Activity:
Write the records below out in full, character for character, with no pictures.

Material supplied:
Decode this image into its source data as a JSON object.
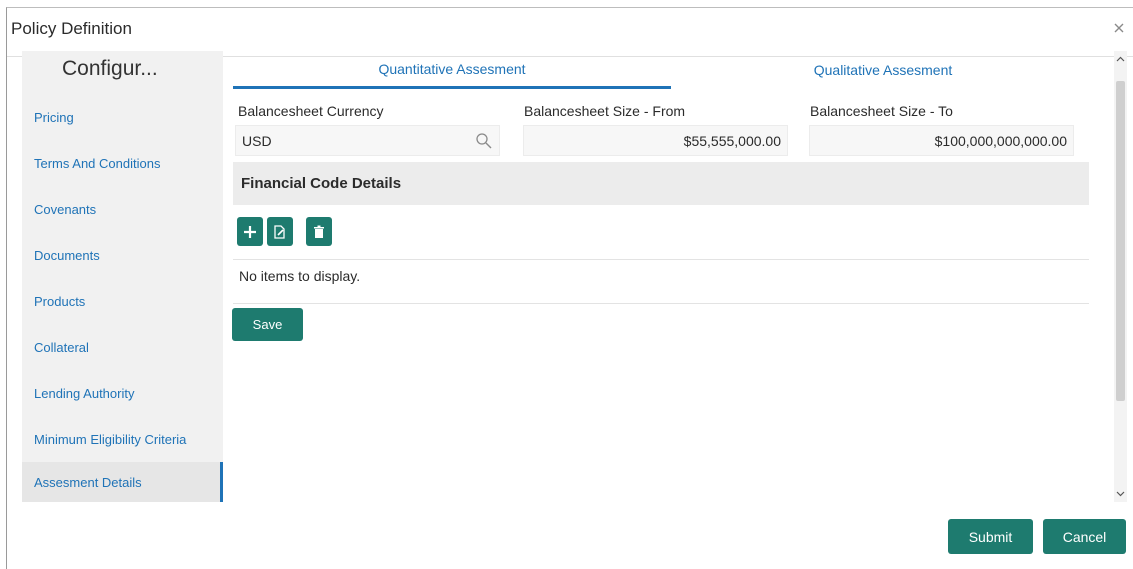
{
  "dialog": {
    "title": "Policy Definition",
    "close_icon": "close-icon"
  },
  "sidebar": {
    "title": "Configur...",
    "items": [
      {
        "label": "Pricing"
      },
      {
        "label": "Terms And Conditions"
      },
      {
        "label": "Covenants"
      },
      {
        "label": "Documents"
      },
      {
        "label": "Products"
      },
      {
        "label": "Collateral"
      },
      {
        "label": "Lending Authority"
      },
      {
        "label": "Minimum Eligibility Criteria"
      },
      {
        "label": "Assesment Details"
      }
    ],
    "active_item": "Assesment Details"
  },
  "tabs": [
    {
      "label": "Quantitative Assesment",
      "active": true
    },
    {
      "label": "Qualitative Assesment",
      "active": false
    }
  ],
  "fields": {
    "currency": {
      "label": "Balancesheet Currency",
      "value": "USD",
      "icon": "search-icon"
    },
    "size_from": {
      "label": "Balancesheet Size - From",
      "value": "$55,555,000.00"
    },
    "size_to": {
      "label": "Balancesheet Size - To",
      "value": "$100,000,000,000.00"
    }
  },
  "financial_code": {
    "title": "Financial Code Details",
    "toolbar_icons": [
      "add-icon",
      "edit-icon",
      "delete-icon"
    ],
    "empty_message": "No items to display.",
    "save_label": "Save"
  },
  "footer": {
    "submit_label": "Submit",
    "cancel_label": "Cancel"
  },
  "colors": {
    "accent": "#1f73b7",
    "button": "#1e7b6f",
    "sidebar_bg": "#f1f1f1"
  }
}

Task output:
Decode this image into its source data as a JSON object.
{
  "dialog": {
    "title": "Policy Definition",
    "close_icon": "close-icon"
  },
  "sidebar": {
    "title": "Configur...",
    "items": [
      {
        "label": "Pricing"
      },
      {
        "label": "Terms And Conditions"
      },
      {
        "label": "Covenants"
      },
      {
        "label": "Documents"
      },
      {
        "label": "Products"
      },
      {
        "label": "Collateral"
      },
      {
        "label": "Lending Authority"
      },
      {
        "label": "Minimum Eligibility Criteria"
      },
      {
        "label": "Assesment Details"
      }
    ],
    "active_item": "Assesment Details"
  },
  "tabs": [
    {
      "label": "Quantitative Assesment",
      "active": true
    },
    {
      "label": "Qualitative Assesment",
      "active": false
    }
  ],
  "fields": {
    "currency": {
      "label": "Balancesheet Currency",
      "value": "USD",
      "icon": "search-icon"
    },
    "size_from": {
      "label": "Balancesheet Size - From",
      "value": "$55,555,000.00"
    },
    "size_to": {
      "label": "Balancesheet Size - To",
      "value": "$100,000,000,000.00"
    }
  },
  "financial_code": {
    "title": "Financial Code Details",
    "toolbar_icons": [
      "add-icon",
      "edit-icon",
      "delete-icon"
    ],
    "empty_message": "No items to display.",
    "save_label": "Save"
  },
  "footer": {
    "submit_label": "Submit",
    "cancel_label": "Cancel"
  },
  "colors": {
    "accent": "#1f73b7",
    "button": "#1e7b6f",
    "sidebar_bg": "#f1f1f1"
  }
}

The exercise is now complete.